Tajar - Khudabad Sani (Hala)

Khudabad Sani was established by Mian Sarfraz Kalhoro in 1774 and served as one of the capitals of Sindh: it was a populous town. However, internal tensions between rival parties, particularly the conflict between Talpur Sardar and Rajo Lakhi, led to a full-fledged war. In the war, the Kalhora dynasts lost and the Talpurs emerged victorious, making Khudabad Sani the residential-cum-official place. Nonetheless, various natural and military-political reasons eventually pushed the Talpurs to shift to Hyderabad, leading to the abandonment of Khudabad Sani, which was first reported in 1814. Researchers unanimously agree that the town was desert within fifty years.

The primary reasons for its desertification were the scarcity of irrigation and the change in the course of the Indus River, leading to a gradual migration of the inhabitants. MH Panhwar delved into the deserted town's story and summarized that in 1758, the changing direction of the Indus resulted in the desertification of one million acres. The ongoing conflict between the Talpurs and Kalhoras for 25 years ultimately resulted in the victory of the Talpurs. The words of the old man that I met during my visit echoed in my mind, describing the bad luck the place had faced. I pondered the sudden reduction in livelihoods, external threats and communal conflicts that compelled those in power to prioritise their own security over rationality and accommodation, leading to a conspiracy of sorts.

As the sun began to set, we decided to return, but the question of how this once-thriving capital was ruined continued to haunt me. Before researching its desertification, it is essential to acknowledge the historical significance of Khudabad Sani, its role as the capital of Sindh and its eventual downfall due to various internal and external factors.

We ought to better explore the reasons that led to the desertion of this historical site.

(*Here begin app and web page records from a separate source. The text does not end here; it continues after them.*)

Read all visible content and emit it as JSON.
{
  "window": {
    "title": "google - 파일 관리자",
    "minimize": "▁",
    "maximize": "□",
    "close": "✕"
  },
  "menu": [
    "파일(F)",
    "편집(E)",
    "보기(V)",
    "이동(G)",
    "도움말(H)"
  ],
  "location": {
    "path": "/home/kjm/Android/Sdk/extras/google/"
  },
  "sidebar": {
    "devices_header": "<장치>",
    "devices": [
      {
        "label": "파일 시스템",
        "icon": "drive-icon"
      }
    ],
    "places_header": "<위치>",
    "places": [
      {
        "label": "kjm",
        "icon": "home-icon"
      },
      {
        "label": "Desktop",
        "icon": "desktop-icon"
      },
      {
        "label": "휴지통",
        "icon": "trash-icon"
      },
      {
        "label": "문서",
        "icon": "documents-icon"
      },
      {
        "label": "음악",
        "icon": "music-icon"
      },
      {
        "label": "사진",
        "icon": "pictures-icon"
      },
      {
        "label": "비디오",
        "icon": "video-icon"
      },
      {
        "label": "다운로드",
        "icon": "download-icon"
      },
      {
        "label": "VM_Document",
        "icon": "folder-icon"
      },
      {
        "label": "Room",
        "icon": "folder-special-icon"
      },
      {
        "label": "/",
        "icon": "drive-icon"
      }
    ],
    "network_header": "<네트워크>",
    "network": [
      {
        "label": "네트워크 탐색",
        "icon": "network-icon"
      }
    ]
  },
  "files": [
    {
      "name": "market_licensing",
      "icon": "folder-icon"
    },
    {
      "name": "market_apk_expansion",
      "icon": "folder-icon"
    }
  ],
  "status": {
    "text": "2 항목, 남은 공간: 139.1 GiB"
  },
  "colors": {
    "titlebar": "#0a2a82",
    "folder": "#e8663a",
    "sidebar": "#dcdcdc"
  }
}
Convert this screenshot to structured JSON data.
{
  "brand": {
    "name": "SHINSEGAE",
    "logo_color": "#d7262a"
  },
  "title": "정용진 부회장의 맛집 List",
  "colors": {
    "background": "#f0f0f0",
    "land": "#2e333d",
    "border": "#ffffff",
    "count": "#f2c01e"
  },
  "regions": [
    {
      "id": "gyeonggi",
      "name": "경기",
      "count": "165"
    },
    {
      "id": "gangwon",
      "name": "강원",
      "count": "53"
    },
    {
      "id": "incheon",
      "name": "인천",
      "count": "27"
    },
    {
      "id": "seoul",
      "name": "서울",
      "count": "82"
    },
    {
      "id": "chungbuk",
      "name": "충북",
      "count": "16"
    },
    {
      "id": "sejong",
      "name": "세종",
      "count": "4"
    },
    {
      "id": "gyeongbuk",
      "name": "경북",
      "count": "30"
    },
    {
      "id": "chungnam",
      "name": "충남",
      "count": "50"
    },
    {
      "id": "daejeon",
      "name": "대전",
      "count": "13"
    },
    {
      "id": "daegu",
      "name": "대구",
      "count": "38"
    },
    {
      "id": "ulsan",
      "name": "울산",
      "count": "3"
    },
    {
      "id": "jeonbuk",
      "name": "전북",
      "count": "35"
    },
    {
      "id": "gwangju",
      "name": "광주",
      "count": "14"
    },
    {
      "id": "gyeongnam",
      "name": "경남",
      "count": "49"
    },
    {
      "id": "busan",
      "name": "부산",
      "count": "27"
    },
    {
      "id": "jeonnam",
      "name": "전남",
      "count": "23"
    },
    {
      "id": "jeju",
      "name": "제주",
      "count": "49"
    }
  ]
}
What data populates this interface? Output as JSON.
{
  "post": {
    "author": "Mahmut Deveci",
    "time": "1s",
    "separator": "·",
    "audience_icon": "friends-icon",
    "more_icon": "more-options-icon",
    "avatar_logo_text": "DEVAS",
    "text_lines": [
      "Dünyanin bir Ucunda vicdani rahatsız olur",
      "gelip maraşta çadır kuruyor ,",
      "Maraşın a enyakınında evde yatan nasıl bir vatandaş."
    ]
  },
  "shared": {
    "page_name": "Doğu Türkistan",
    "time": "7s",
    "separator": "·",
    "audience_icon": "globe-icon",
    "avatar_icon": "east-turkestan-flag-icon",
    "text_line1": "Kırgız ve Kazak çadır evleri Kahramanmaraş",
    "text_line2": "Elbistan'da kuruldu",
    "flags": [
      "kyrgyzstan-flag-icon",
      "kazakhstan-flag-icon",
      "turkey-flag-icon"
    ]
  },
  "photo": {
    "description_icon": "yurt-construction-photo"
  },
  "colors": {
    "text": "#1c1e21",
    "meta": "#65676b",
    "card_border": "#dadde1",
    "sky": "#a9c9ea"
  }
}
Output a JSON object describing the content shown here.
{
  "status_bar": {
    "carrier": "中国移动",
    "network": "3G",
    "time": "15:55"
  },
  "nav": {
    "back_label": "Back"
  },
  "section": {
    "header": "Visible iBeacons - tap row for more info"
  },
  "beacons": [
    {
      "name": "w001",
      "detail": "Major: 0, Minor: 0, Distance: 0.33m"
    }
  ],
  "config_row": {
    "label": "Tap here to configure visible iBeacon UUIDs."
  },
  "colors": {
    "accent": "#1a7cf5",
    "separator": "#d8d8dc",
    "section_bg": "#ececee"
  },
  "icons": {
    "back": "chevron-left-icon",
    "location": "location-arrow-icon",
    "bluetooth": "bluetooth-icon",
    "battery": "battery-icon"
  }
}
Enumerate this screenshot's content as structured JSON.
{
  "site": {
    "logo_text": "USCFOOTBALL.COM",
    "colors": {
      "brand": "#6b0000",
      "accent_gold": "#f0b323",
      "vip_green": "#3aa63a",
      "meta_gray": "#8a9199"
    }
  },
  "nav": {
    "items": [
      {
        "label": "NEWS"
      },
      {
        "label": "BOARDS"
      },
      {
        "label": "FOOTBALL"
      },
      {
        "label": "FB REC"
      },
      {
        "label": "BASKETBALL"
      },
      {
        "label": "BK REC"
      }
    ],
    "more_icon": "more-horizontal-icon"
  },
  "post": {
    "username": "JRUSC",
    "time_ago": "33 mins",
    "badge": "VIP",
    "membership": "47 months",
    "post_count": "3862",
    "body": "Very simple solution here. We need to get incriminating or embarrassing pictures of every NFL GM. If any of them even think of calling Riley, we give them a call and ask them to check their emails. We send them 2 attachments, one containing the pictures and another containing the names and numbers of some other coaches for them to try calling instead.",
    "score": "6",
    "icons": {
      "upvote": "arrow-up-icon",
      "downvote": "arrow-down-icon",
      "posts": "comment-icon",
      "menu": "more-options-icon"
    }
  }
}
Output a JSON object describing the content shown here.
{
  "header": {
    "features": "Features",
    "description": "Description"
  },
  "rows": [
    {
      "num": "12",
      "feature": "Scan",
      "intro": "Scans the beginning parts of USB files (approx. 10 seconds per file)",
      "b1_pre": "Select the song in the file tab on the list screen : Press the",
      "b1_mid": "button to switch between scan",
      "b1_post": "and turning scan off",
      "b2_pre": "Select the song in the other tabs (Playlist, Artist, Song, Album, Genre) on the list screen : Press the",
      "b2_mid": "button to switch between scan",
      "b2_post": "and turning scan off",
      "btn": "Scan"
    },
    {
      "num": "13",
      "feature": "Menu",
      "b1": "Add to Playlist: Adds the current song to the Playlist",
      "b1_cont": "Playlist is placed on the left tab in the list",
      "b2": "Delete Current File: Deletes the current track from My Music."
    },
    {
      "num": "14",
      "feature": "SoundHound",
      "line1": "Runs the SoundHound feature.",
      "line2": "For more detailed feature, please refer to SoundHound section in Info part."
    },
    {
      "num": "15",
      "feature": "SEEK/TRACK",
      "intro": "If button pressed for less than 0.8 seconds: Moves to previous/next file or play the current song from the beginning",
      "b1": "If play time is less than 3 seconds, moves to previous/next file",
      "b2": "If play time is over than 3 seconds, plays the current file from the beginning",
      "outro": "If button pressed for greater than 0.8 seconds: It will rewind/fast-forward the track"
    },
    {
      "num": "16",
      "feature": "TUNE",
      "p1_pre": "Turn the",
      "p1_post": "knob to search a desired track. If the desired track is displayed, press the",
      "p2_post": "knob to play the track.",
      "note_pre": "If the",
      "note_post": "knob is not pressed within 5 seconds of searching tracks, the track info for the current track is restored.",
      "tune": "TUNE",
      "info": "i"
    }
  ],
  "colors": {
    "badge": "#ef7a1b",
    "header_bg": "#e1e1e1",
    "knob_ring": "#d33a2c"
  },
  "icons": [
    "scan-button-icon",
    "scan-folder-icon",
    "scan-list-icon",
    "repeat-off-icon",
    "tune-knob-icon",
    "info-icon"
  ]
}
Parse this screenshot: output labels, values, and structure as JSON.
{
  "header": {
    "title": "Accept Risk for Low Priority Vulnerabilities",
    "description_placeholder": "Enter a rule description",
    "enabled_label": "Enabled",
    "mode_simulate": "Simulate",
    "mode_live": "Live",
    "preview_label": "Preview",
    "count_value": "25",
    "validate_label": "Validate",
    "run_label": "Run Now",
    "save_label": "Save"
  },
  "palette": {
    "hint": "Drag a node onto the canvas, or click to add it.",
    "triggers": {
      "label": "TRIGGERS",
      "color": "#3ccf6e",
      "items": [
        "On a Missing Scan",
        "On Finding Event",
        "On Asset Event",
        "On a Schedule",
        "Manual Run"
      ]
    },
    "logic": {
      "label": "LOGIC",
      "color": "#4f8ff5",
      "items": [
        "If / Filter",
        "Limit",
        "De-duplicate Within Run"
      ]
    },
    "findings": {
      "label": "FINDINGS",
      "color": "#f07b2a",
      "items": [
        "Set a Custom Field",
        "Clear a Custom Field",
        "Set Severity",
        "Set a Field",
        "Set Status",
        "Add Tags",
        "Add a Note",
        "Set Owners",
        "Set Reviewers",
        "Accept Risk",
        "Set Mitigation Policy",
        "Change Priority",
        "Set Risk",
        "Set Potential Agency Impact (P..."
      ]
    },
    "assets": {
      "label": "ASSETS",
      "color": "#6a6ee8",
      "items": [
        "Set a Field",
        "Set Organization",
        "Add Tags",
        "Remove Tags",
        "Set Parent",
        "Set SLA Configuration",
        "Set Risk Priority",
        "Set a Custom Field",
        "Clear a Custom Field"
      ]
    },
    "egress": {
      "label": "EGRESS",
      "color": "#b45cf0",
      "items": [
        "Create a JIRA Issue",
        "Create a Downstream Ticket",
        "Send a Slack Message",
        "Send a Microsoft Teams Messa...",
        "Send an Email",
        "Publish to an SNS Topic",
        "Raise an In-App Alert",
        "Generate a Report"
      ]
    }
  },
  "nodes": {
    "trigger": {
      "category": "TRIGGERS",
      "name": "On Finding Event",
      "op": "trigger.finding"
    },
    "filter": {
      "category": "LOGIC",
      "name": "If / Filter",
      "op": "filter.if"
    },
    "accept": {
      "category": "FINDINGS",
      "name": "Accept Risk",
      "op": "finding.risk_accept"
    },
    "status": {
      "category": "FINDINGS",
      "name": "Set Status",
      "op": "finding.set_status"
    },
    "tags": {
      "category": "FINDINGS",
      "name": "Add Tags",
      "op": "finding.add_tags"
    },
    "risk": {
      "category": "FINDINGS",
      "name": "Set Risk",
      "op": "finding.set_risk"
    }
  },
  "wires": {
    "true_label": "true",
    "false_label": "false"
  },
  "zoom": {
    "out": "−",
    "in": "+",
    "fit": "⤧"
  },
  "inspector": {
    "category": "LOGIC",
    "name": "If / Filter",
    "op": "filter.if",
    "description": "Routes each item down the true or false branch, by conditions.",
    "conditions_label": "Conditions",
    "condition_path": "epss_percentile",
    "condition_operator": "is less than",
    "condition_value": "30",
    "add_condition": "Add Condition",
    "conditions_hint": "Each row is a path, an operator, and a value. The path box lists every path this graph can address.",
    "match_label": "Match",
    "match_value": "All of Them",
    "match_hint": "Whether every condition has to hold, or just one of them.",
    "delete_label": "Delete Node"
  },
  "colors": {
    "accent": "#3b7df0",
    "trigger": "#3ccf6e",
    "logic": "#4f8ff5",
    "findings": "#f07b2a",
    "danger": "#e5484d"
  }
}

Dr. Zaffar Junejo has a Ph.D in History from the University of Malaya. His areas of interest are post-colonial history, social history and peasants’ history. He may be reached at junejozi@gmail.com